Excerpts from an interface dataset
++++++++++++++++++++

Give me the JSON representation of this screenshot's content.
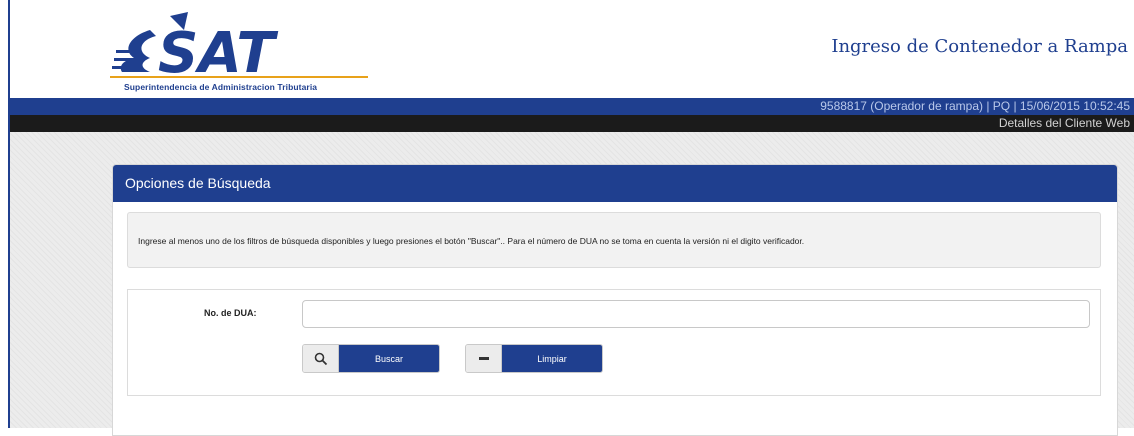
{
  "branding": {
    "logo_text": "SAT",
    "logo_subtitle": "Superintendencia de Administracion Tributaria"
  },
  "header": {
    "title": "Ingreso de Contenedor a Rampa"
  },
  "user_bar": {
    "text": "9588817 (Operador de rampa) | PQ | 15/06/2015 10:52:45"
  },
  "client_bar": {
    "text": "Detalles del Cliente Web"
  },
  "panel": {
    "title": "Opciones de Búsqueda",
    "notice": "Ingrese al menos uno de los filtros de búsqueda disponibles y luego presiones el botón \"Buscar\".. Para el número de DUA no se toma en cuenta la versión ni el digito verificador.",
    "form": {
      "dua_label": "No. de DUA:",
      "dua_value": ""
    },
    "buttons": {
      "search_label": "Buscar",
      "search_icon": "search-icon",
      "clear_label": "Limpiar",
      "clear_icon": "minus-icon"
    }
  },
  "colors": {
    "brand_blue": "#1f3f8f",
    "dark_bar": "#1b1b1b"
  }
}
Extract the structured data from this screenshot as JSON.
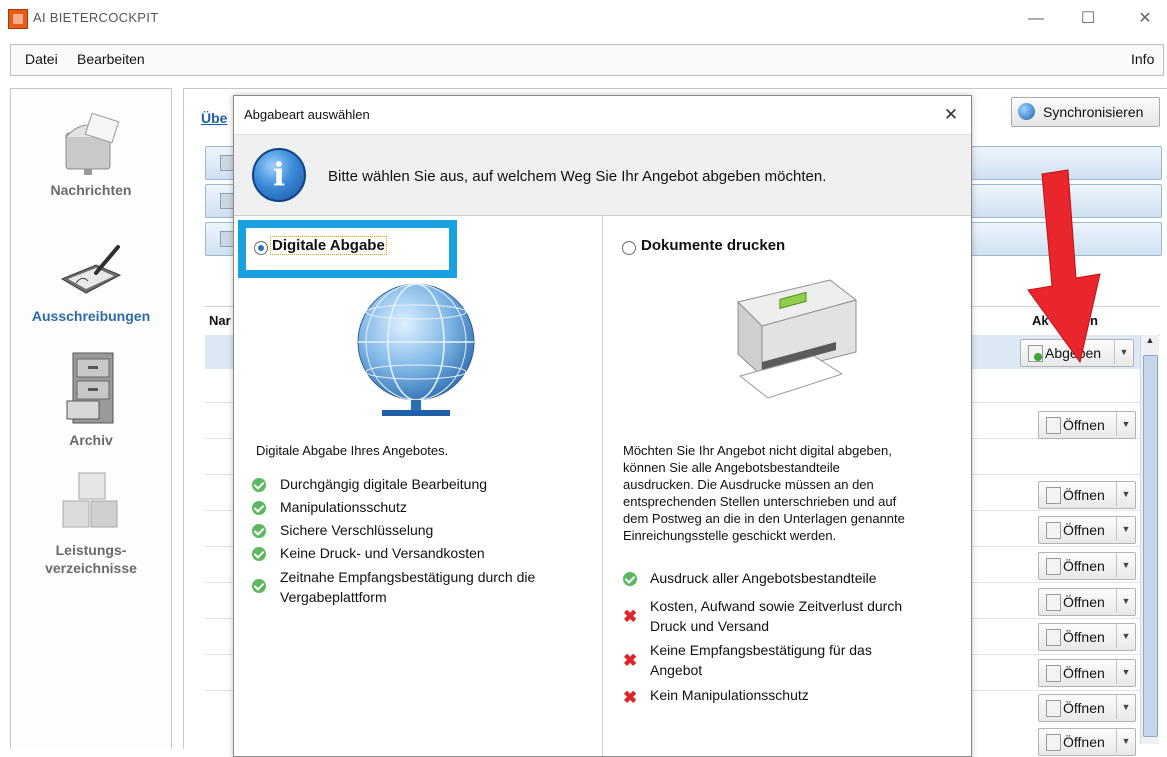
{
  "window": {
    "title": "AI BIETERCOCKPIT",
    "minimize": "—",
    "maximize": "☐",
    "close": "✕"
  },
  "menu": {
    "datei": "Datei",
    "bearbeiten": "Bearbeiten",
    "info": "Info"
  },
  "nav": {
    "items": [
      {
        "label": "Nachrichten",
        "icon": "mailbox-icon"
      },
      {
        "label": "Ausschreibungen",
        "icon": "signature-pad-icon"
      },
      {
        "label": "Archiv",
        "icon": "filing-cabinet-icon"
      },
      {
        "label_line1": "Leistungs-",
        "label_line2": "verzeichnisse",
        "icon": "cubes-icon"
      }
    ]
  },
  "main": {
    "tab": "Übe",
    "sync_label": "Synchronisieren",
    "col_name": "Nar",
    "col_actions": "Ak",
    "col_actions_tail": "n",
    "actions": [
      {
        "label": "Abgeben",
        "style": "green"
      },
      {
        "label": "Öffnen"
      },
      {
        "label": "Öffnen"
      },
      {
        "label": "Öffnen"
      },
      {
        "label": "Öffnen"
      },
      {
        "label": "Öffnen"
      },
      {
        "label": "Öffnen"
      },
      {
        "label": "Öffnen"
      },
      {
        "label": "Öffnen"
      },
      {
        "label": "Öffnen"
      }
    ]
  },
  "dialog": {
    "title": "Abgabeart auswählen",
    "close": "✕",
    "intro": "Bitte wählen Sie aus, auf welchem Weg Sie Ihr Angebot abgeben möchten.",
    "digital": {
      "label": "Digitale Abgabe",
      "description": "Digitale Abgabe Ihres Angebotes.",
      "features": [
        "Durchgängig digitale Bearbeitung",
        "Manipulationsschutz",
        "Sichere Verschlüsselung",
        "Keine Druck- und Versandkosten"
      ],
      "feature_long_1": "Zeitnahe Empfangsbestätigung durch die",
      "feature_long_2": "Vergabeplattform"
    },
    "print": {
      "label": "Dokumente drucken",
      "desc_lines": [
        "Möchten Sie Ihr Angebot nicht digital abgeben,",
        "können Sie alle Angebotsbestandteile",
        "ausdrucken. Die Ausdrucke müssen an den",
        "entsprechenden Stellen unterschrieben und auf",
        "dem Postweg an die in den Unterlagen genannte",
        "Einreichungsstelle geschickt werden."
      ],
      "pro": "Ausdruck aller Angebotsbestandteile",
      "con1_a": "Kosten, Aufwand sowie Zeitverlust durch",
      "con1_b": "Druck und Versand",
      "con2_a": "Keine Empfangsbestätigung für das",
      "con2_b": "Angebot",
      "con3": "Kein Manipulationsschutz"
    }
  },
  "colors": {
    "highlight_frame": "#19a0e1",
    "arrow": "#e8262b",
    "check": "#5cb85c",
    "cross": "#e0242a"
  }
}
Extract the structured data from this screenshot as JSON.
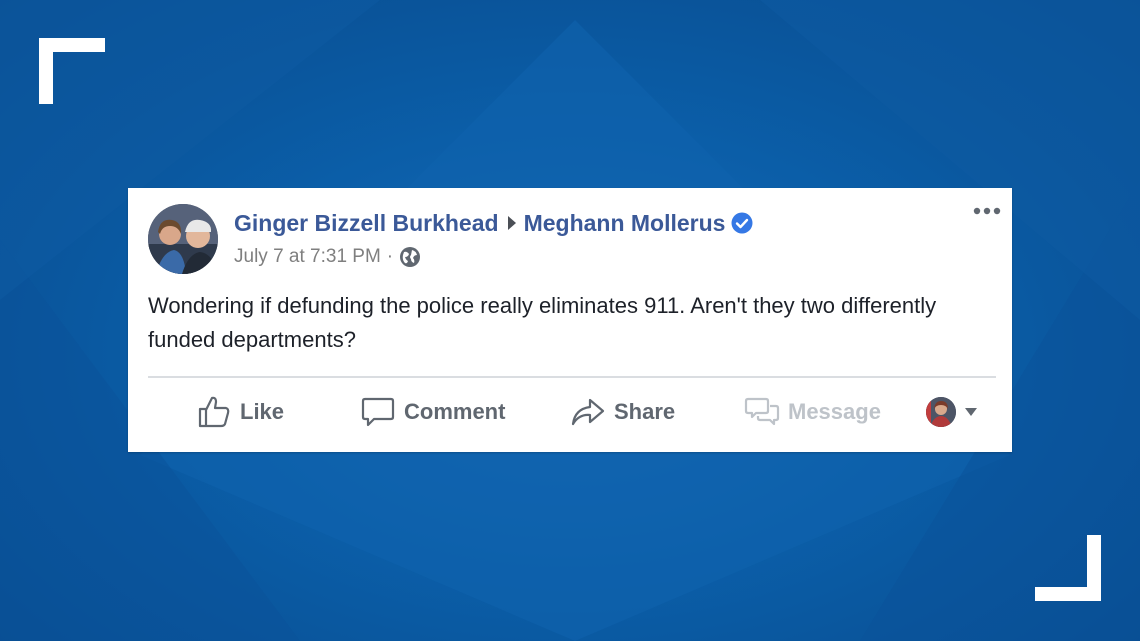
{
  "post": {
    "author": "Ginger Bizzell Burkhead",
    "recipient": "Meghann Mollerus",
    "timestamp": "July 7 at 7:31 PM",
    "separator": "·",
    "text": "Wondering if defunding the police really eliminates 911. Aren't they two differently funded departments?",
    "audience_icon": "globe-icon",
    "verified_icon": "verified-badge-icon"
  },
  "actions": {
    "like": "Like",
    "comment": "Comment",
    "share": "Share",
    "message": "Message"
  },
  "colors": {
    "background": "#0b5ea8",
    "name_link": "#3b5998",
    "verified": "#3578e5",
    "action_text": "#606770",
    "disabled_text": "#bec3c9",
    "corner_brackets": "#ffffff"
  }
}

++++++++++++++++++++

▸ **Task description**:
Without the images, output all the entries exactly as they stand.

▸ **Task output**:
Give me the JSON representation of this screenshot's content.
{
  "branding": {
    "logo_text": "SAT",
    "logo_subtitle": "Superintendencia de Administracion Tributaria"
  },
  "header": {
    "title": "Ingreso de Contenedor a Rampa"
  },
  "user_bar": {
    "text": "9588817 (Operador de rampa) | PQ | 15/06/2015 10:52:45"
  },
  "client_bar": {
    "text": "Detalles del Cliente Web"
  },
  "panel": {
    "title": "Opciones de Búsqueda",
    "notice": "Ingrese al menos uno de los filtros de búsqueda disponibles y luego presiones el botón \"Buscar\".. Para el número de DUA no se toma en cuenta la versión ni el digito verificador.",
    "form": {
      "dua_label": "No. de DUA:",
      "dua_value": ""
    },
    "buttons": {
      "search_label": "Buscar",
      "search_icon": "search-icon",
      "clear_label": "Limpiar",
      "clear_icon": "minus-icon"
    }
  },
  "colors": {
    "brand_blue": "#1f3f8f",
    "dark_bar": "#1b1b1b"
  }
}
Extract the structured data from this screenshot as JSON.
{
  "window": {
    "title": "AI BIETERCOCKPIT",
    "minimize": "—",
    "maximize": "☐",
    "close": "✕"
  },
  "menu": {
    "datei": "Datei",
    "bearbeiten": "Bearbeiten",
    "info": "Info"
  },
  "nav": {
    "items": [
      {
        "label": "Nachrichten",
        "icon": "mailbox-icon"
      },
      {
        "label": "Ausschreibungen",
        "icon": "signature-pad-icon"
      },
      {
        "label": "Archiv",
        "icon": "filing-cabinet-icon"
      },
      {
        "label_line1": "Leistungs-",
        "label_line2": "verzeichnisse",
        "icon": "cubes-icon"
      }
    ]
  },
  "main": {
    "tab": "Übe",
    "sync_label": "Synchronisieren",
    "col_name": "Nar",
    "col_actions": "Ak",
    "col_actions_tail": "n",
    "actions": [
      {
        "label": "Abgeben",
        "style": "green"
      },
      {
        "label": "Öffnen"
      },
      {
        "label": "Öffnen"
      },
      {
        "label": "Öffnen"
      },
      {
        "label": "Öffnen"
      },
      {
        "label": "Öffnen"
      },
      {
        "label": "Öffnen"
      },
      {
        "label": "Öffnen"
      },
      {
        "label": "Öffnen"
      },
      {
        "label": "Öffnen"
      }
    ]
  },
  "dialog": {
    "title": "Abgabeart auswählen",
    "close": "✕",
    "intro": "Bitte wählen Sie aus, auf welchem Weg Sie Ihr Angebot abgeben möchten.",
    "digital": {
      "label": "Digitale Abgabe",
      "description": "Digitale Abgabe Ihres Angebotes.",
      "features": [
        "Durchgängig digitale Bearbeitung",
        "Manipulationsschutz",
        "Sichere Verschlüsselung",
        "Keine Druck- und Versandkosten"
      ],
      "feature_long_1": "Zeitnahe Empfangsbestätigung durch die",
      "feature_long_2": "Vergabeplattform"
    },
    "print": {
      "label": "Dokumente drucken",
      "desc_lines": [
        "Möchten Sie Ihr Angebot nicht digital abgeben,",
        "können Sie alle Angebotsbestandteile",
        "ausdrucken. Die Ausdrucke müssen an den",
        "entsprechenden Stellen unterschrieben und auf",
        "dem Postweg an die in den Unterlagen genannte",
        "Einreichungsstelle geschickt werden."
      ],
      "pro": "Ausdruck aller Angebotsbestandteile",
      "con1_a": "Kosten, Aufwand sowie Zeitverlust durch",
      "con1_b": "Druck und Versand",
      "con2_a": "Keine Empfangsbestätigung für das",
      "con2_b": "Angebot",
      "con3": "Kein Manipulationsschutz"
    }
  },
  "colors": {
    "highlight_frame": "#19a0e1",
    "arrow": "#e8262b",
    "check": "#5cb85c",
    "cross": "#e0242a"
  }
}
Extract the structured data from this screenshot as JSON.
{
  "post": {
    "author": "Ginger Bizzell Burkhead",
    "recipient": "Meghann Mollerus",
    "timestamp": "July 7 at 7:31 PM",
    "separator": "·",
    "text": "Wondering if defunding the police really eliminates 911. Aren't they two differently funded departments?",
    "audience_icon": "globe-icon",
    "verified_icon": "verified-badge-icon"
  },
  "actions": {
    "like": "Like",
    "comment": "Comment",
    "share": "Share",
    "message": "Message"
  },
  "colors": {
    "background": "#0b5ea8",
    "name_link": "#3b5998",
    "verified": "#3578e5",
    "action_text": "#606770",
    "disabled_text": "#bec3c9",
    "corner_brackets": "#ffffff"
  }
}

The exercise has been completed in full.